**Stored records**
• • •

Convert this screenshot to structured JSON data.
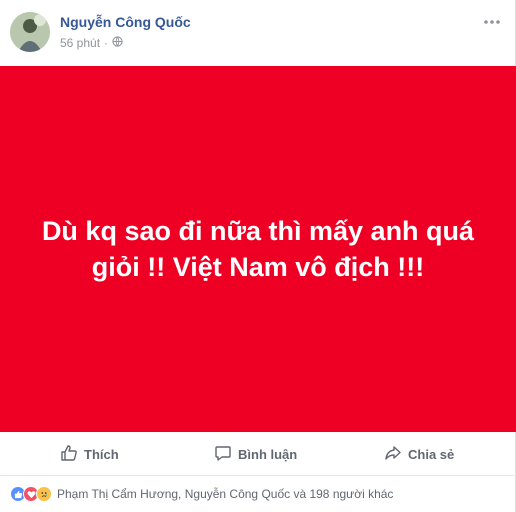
{
  "post": {
    "author": "Nguyễn Công Quốc",
    "time": "56 phút",
    "privacy_icon": "globe-icon",
    "more_icon": "more-horizontal-icon",
    "banner_text": "Dù kq sao đi nữa thì mấy anh quá giỏi !! Việt Nam vô địch !!!",
    "banner_color": "#ee0025"
  },
  "actions": {
    "like_label": "Thích",
    "comment_label": "Bình luận",
    "share_label": "Chia sẻ"
  },
  "reactions": {
    "icons": [
      "like-reaction-icon",
      "love-reaction-icon",
      "sad-reaction-icon"
    ],
    "summary": "Phạm Thị Cẩm Hương, Nguyễn Công Quốc và 198 người khác"
  },
  "colors": {
    "author_link": "#365899",
    "like_blue": "#5890ff",
    "love_red": "#f25268",
    "sad_yellow": "#f7c14a"
  }
}
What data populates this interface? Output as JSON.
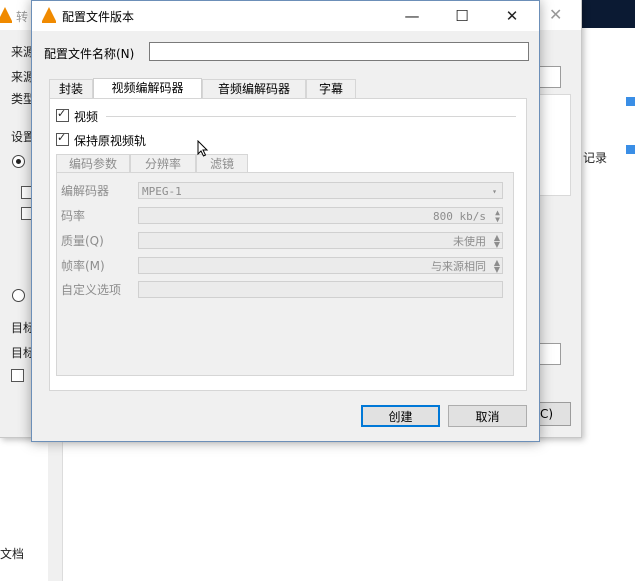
{
  "background": {
    "title_char": "转",
    "left_labels": [
      "来源",
      "来源",
      "类型",
      "设置",
      "目标",
      "目标"
    ],
    "right_text": "记录",
    "right_button_text": "C)",
    "bottom_left_text": "文档"
  },
  "dialog": {
    "title": "配置文件版本",
    "minimize_glyph": "—",
    "maximize_glyph": "☐",
    "close_glyph": "✕",
    "profile_name_label": "配置文件名称(N)",
    "profile_name_value": "",
    "tabs": [
      "封装",
      "视频编解码器",
      "音频编解码器",
      "字幕"
    ],
    "active_tab_index": 1,
    "video_checkbox_label": "视频",
    "video_checked": true,
    "keep_original_label": "保持原视频轨",
    "keep_original_checked": true,
    "subtabs": [
      "编码参数",
      "分辨率",
      "滤镜"
    ],
    "fields": {
      "codec_label": "编解码器",
      "codec_value": "MPEG-1",
      "bitrate_label": "码率",
      "bitrate_value": "800 kb/s",
      "quality_label": "质量(Q)",
      "quality_value": "未使用",
      "framerate_label": "帧率(M)",
      "framerate_value": "与来源相同",
      "custom_label": "自定义选项",
      "custom_value": ""
    },
    "create_button": "创建",
    "cancel_button": "取消"
  }
}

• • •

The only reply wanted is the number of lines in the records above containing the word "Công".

2